Measuring Marketing Results – The Critical Next Step After Lead Generation
When it comes to measuring marketing, we must challenge ourselves and say, “Are we measuring the things that really matter to our company? Or things that really matter to us? Things that make an impact on the company or things that make us look good?”
We present on this topic of growth marketing to a lot of executives and one of the things we show them is that their marketing team needs to at least be working right now to get to the point where they’re reporting on revenue contribution. Not just leads, not just sales qualified leads, but how they’ve contributed to the funnel, from top to bottom.

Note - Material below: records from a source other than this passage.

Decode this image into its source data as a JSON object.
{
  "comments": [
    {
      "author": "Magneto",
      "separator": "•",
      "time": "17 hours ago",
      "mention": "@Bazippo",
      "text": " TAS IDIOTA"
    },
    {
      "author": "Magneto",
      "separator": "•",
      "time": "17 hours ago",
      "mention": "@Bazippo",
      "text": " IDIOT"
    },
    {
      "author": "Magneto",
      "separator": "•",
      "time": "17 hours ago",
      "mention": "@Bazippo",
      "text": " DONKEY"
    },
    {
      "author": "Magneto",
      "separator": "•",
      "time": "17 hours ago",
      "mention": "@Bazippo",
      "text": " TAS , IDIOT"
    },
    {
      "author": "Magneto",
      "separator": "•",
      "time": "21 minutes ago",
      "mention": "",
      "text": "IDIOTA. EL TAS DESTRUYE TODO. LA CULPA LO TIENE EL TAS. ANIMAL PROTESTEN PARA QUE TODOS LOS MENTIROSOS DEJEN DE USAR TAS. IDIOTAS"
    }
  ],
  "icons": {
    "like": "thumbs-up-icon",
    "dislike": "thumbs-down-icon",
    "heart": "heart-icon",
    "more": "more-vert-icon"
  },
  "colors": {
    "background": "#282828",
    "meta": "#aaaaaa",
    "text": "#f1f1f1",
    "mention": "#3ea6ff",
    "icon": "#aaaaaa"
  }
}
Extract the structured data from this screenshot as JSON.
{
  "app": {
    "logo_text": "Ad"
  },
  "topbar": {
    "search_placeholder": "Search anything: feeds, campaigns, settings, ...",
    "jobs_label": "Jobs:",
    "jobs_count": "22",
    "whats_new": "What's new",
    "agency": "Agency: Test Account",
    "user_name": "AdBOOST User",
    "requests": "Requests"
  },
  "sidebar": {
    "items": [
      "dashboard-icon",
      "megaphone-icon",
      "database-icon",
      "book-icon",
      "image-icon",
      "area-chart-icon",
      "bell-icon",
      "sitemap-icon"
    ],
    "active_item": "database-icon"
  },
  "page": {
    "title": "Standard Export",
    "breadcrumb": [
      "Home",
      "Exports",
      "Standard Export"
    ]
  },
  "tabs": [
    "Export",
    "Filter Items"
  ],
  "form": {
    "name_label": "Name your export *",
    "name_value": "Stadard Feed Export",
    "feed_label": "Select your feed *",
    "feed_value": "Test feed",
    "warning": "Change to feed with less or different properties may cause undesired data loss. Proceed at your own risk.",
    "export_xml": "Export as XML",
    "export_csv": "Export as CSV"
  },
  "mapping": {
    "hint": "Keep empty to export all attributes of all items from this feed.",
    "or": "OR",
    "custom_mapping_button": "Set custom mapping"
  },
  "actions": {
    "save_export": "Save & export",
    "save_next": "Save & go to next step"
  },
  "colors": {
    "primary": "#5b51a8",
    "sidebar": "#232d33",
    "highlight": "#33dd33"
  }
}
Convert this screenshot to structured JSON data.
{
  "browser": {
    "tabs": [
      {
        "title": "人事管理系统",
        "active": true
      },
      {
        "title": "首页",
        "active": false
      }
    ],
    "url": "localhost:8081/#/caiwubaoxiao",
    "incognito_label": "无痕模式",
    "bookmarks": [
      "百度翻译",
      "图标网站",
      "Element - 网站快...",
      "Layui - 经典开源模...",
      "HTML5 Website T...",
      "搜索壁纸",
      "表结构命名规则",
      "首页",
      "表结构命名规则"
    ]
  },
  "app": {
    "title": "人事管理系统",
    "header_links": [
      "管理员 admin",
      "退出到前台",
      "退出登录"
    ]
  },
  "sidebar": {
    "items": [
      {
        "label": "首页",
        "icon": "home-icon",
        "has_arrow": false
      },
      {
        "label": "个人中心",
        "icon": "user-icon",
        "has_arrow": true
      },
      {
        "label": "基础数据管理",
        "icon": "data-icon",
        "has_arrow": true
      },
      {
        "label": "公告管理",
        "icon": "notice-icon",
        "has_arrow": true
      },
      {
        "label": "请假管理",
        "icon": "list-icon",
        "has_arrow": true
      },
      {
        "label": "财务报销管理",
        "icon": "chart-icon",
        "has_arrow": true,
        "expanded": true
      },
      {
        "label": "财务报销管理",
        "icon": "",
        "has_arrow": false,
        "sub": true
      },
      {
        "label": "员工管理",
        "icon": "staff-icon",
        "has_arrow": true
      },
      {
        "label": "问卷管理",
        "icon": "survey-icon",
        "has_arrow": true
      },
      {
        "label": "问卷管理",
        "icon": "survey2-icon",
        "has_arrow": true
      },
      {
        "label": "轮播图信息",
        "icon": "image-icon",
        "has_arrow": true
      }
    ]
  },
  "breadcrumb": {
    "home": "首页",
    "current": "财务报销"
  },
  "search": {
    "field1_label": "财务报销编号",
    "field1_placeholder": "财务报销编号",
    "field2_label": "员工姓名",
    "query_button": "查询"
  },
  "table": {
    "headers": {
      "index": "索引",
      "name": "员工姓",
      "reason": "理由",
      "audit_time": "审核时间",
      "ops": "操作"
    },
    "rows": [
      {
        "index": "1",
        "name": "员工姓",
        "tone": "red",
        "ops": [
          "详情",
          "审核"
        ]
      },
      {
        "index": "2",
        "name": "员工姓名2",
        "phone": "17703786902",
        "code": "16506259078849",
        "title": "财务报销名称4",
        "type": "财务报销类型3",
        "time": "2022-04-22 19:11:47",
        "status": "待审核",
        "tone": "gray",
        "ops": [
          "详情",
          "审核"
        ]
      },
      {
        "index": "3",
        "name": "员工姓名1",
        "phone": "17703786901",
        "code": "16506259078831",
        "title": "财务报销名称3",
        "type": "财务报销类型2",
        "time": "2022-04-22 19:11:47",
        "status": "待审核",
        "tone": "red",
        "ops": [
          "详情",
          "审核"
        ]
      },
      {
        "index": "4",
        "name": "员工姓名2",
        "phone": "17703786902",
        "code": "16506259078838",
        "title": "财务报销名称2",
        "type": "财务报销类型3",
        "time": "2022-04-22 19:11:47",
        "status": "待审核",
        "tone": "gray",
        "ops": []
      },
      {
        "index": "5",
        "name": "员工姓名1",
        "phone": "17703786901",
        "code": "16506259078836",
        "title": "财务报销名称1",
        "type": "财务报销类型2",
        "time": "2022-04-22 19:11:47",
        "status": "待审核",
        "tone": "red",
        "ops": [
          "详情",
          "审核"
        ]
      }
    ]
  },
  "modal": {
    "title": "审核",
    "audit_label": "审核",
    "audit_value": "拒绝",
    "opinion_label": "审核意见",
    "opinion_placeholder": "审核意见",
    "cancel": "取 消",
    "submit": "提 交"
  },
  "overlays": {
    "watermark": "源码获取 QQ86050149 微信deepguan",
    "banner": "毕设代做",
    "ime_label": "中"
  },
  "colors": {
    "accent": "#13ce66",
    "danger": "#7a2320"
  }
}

That can get really complicated in some of the bigger organizations, but the movement towards revenue contribution by marketing needs to be top of mind. What we hear from sales is, “I don’t understand what they’re talking about. They’re talking about impressions. They’re talking about website visits. They’re talking about time on site.”
“That doesn’t matter to me as the CEO. That doesn’t matter to me as the CFO. What matters to me is: ‘How are we making money? Are the places that we’re spending money making more money for us?’” The companies that we see – where the marketing team is committed to moving in that direction – they’re getting funded, they’re getting staffed up. They’re getting called into strategic decision-making processes.
The companies that are content to talk about brand, colors, impressions, time on site, and engagement on social media, they’re having their marketing budgets cut. When a position becomes open, they’re not getting them filled. It’s a better environment for businesses than it’s been over the last 10 or 15 years, but it’s still a challenging one, so companies are looking for ways to be efficient and invest in places that are going to help them make money.
So, if your marketing program is not focused on “how to help drive revenue” or another organizational KPI (key performance indicator), then lead generation is oftentimes for naught. If you’re not doing it already, start going down that road now. We have another great blog post about the five stages of marketing transformation where you can learn more about the steps that you need to take.
Sometimes it takes a lot of time, but if you are measuring marketing, then that gives you the opportunity to: 1) show impact and 2) optimize your results. Because it’s not just enough to say, “Okay, we’ve contributed something to revenue.” Your leaders will simply say “Tell me what are you going to do going forward that’s going to make these results better.”
To learn more about how to turn your marketing department into a growth marketing engine, check out these free resources:
And, check back here in a couple of weeks for part two of Nick Sargent’s growth marketing musings – “Do Sales & Marketing Ever Agree on the Value of a Lead?” To learn how growth marketing can help your organization, contact Nick Sargent at firstname.lastname@example.org.